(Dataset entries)

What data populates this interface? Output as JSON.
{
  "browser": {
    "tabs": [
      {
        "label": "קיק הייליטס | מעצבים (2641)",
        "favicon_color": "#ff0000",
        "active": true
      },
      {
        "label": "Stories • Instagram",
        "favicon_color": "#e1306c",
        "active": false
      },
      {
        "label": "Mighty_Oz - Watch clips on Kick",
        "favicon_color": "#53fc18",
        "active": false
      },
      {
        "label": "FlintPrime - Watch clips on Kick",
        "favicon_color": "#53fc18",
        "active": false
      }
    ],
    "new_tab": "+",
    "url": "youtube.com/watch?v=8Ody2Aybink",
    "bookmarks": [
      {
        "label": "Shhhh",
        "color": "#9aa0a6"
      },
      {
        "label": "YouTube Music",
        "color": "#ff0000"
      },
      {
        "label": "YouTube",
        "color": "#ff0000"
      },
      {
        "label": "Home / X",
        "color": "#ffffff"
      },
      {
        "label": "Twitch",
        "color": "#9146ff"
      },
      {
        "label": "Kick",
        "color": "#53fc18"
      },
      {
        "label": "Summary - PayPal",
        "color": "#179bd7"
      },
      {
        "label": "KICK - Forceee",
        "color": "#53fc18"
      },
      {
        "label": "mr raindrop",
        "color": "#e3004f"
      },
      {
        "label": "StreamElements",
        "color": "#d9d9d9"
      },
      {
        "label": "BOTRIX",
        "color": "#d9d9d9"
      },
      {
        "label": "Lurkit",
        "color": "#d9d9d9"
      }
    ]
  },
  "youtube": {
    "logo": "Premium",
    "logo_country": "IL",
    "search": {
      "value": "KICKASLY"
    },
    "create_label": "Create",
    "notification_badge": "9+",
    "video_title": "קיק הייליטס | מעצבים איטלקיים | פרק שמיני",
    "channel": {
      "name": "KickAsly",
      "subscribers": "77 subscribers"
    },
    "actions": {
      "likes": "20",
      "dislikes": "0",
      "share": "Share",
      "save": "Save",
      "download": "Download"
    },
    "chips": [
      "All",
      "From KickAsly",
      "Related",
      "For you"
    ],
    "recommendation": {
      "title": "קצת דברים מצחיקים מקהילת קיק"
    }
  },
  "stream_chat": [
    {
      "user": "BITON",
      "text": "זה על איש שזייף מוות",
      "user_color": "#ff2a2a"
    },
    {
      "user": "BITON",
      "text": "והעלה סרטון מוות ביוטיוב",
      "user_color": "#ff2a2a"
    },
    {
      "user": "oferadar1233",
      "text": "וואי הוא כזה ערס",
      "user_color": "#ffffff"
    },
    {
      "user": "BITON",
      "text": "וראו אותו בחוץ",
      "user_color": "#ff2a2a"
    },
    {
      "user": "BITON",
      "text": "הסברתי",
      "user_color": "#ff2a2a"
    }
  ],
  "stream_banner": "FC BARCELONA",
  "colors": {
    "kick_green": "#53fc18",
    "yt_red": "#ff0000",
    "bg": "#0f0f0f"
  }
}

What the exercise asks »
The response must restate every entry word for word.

Solution to the problem »
What data populates this interface? Output as JSON.
{
  "browser": {
    "tabs": [
      {
        "label": "קיק הייליטס | מעצבים (2641)",
        "favicon_color": "#ff0000",
        "active": true
      },
      {
        "label": "Stories • Instagram",
        "favicon_color": "#e1306c",
        "active": false
      },
      {
        "label": "Mighty_Oz - Watch clips on Kick",
        "favicon_color": "#53fc18",
        "active": false
      },
      {
        "label": "FlintPrime - Watch clips on Kick",
        "favicon_color": "#53fc18",
        "active": false
      }
    ],
    "new_tab": "+",
    "url": "youtube.com/watch?v=8Ody2Aybink",
    "bookmarks": [
      {
        "label": "Shhhh",
        "color": "#9aa0a6"
      },
      {
        "label": "YouTube Music",
        "color": "#ff0000"
      },
      {
        "label": "YouTube",
        "color": "#ff0000"
      },
      {
        "label": "Home / X",
        "color": "#ffffff"
      },
      {
        "label": "Twitch",
        "color": "#9146ff"
      },
      {
        "label": "Kick",
        "color": "#53fc18"
      },
      {
        "label": "Summary - PayPal",
        "color": "#179bd7"
      },
      {
        "label": "KICK - Forceee",
        "color": "#53fc18"
      },
      {
        "label": "mr raindrop",
        "color": "#e3004f"
      },
      {
        "label": "StreamElements",
        "color": "#d9d9d9"
      },
      {
        "label": "BOTRIX",
        "color": "#d9d9d9"
      },
      {
        "label": "Lurkit",
        "color": "#d9d9d9"
      }
    ]
  },
  "youtube": {
    "logo": "Premium",
    "logo_country": "IL",
    "search": {
      "value": "KICKASLY"
    },
    "create_label": "Create",
    "notification_badge": "9+",
    "video_title": "קיק הייליטס | מעצבים איטלקיים | פרק שמיני",
    "channel": {
      "name": "KickAsly",
      "subscribers": "77 subscribers"
    },
    "actions": {
      "likes": "20",
      "dislikes": "0",
      "share": "Share",
      "save": "Save",
      "download": "Download"
    },
    "chips": [
      "All",
      "From KickAsly",
      "Related",
      "For you"
    ],
    "recommendation": {
      "title": "קצת דברים מצחיקים מקהילת קיק"
    }
  },
  "stream_chat": [
    {
      "user": "BITON",
      "text": "זה על איש שזייף מוות",
      "user_color": "#ff2a2a"
    },
    {
      "user": "BITON",
      "text": "והעלה סרטון מוות ביוטיוב",
      "user_color": "#ff2a2a"
    },
    {
      "user": "oferadar1233",
      "text": "וואי הוא כזה ערס",
      "user_color": "#ffffff"
    },
    {
      "user": "BITON",
      "text": "וראו אותו בחוץ",
      "user_color": "#ff2a2a"
    },
    {
      "user": "BITON",
      "text": "הסברתי",
      "user_color": "#ff2a2a"
    }
  ],
  "stream_banner": "FC BARCELONA",
  "colors": {
    "kick_green": "#53fc18",
    "yt_red": "#ff0000",
    "bg": "#0f0f0f"
  }
}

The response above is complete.